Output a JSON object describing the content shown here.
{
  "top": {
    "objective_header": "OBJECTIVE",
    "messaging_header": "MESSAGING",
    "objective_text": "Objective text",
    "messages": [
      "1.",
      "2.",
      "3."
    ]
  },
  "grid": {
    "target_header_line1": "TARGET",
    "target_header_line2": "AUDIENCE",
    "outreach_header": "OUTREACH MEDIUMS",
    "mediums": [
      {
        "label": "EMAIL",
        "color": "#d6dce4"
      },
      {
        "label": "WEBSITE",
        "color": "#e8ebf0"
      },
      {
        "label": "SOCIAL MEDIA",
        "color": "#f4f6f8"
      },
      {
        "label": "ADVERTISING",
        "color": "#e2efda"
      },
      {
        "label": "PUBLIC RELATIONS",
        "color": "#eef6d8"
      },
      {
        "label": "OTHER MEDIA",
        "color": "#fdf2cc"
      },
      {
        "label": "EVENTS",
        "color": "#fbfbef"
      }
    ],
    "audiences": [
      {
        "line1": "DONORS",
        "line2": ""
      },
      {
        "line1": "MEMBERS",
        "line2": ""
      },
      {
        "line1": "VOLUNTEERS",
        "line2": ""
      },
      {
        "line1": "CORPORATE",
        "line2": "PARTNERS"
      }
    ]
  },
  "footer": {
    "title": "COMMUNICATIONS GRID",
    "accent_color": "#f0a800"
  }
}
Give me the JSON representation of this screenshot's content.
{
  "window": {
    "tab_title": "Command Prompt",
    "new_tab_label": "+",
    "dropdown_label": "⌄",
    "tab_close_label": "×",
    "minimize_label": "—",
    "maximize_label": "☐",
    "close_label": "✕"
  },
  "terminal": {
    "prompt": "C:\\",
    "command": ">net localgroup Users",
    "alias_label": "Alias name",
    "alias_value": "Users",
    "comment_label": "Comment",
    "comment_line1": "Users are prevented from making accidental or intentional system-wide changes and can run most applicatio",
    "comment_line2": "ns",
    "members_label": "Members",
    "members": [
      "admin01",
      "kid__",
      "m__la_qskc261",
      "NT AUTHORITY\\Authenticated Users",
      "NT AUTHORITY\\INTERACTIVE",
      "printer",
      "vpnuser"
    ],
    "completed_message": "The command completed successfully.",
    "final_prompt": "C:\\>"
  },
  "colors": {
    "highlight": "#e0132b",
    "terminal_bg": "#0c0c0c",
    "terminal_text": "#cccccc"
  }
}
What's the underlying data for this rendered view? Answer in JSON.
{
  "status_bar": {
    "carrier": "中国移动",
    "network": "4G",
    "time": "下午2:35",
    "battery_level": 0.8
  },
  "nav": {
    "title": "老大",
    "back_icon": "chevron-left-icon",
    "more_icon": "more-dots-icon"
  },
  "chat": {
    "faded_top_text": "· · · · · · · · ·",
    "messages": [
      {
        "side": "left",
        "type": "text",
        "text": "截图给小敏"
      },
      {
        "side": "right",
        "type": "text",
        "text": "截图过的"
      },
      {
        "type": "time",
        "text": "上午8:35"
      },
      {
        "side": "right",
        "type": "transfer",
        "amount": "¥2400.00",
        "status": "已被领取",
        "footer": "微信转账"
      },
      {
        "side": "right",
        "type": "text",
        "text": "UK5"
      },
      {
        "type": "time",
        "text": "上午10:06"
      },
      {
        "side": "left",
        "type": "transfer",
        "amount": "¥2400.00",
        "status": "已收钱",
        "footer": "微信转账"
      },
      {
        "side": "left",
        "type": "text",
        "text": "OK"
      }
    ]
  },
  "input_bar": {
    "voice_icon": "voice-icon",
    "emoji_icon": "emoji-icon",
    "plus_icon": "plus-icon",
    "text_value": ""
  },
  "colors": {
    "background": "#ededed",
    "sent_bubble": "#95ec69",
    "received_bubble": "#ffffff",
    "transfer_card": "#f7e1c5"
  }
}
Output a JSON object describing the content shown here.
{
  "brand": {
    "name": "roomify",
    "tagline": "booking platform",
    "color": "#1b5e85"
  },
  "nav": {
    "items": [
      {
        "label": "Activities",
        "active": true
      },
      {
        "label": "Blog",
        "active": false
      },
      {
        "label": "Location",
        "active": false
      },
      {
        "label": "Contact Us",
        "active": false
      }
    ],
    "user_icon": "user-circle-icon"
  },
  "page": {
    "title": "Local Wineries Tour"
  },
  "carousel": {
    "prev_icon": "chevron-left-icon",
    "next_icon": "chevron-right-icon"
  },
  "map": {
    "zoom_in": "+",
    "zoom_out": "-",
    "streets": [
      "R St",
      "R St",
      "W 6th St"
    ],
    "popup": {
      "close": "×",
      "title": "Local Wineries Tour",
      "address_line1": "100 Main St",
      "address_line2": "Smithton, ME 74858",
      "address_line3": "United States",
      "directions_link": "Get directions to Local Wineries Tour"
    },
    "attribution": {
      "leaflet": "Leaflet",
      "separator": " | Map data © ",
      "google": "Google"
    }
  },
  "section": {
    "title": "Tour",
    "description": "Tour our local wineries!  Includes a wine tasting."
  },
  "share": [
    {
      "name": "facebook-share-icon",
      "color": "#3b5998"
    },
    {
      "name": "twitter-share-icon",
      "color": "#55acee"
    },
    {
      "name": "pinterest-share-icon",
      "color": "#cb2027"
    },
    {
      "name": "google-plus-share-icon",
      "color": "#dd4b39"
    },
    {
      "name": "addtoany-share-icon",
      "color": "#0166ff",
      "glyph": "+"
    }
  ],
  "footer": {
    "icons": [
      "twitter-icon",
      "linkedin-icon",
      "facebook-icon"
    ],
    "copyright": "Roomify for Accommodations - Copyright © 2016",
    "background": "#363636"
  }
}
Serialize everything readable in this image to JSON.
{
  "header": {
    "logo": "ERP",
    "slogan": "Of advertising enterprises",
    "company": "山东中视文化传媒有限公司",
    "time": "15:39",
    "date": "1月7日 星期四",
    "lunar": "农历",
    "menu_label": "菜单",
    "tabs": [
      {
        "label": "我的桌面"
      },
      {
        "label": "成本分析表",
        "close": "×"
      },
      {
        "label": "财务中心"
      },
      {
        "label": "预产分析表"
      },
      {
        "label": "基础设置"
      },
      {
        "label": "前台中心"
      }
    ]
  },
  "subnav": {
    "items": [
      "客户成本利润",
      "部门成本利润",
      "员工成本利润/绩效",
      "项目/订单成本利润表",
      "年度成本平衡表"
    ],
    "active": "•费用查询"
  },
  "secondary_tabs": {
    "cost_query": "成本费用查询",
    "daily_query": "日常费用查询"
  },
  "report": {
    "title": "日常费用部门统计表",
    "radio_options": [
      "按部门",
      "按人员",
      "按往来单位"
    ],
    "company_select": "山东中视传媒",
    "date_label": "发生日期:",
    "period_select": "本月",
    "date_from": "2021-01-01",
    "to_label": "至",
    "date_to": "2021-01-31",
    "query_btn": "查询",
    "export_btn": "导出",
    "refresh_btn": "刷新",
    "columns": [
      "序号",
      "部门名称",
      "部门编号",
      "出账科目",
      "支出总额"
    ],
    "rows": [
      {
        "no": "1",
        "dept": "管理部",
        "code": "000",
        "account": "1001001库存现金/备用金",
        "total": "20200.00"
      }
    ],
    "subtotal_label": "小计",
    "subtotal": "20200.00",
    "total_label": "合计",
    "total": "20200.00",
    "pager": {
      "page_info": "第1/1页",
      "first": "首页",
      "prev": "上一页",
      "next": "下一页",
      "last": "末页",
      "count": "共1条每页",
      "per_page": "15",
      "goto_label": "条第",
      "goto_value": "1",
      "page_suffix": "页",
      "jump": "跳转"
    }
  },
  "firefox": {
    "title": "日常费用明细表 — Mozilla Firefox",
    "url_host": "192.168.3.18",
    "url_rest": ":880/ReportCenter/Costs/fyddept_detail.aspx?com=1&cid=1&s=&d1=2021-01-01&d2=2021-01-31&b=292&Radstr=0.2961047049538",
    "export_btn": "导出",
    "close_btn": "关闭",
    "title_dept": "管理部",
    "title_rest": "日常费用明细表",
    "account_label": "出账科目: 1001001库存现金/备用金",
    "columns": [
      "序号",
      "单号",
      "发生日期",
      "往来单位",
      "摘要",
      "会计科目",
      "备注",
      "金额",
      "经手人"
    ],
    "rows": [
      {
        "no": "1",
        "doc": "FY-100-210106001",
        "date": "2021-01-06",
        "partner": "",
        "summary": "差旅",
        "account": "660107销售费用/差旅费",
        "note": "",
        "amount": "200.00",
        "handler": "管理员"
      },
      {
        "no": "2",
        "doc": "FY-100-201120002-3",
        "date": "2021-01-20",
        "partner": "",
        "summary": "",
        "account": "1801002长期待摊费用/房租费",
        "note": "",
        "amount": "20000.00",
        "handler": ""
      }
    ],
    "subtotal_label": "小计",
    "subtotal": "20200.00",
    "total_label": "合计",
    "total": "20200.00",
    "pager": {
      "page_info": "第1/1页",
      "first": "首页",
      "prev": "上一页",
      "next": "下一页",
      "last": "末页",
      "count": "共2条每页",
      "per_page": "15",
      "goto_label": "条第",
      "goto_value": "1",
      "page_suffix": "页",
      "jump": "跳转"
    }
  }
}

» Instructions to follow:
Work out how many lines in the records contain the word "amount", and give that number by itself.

» Answer for the task:
4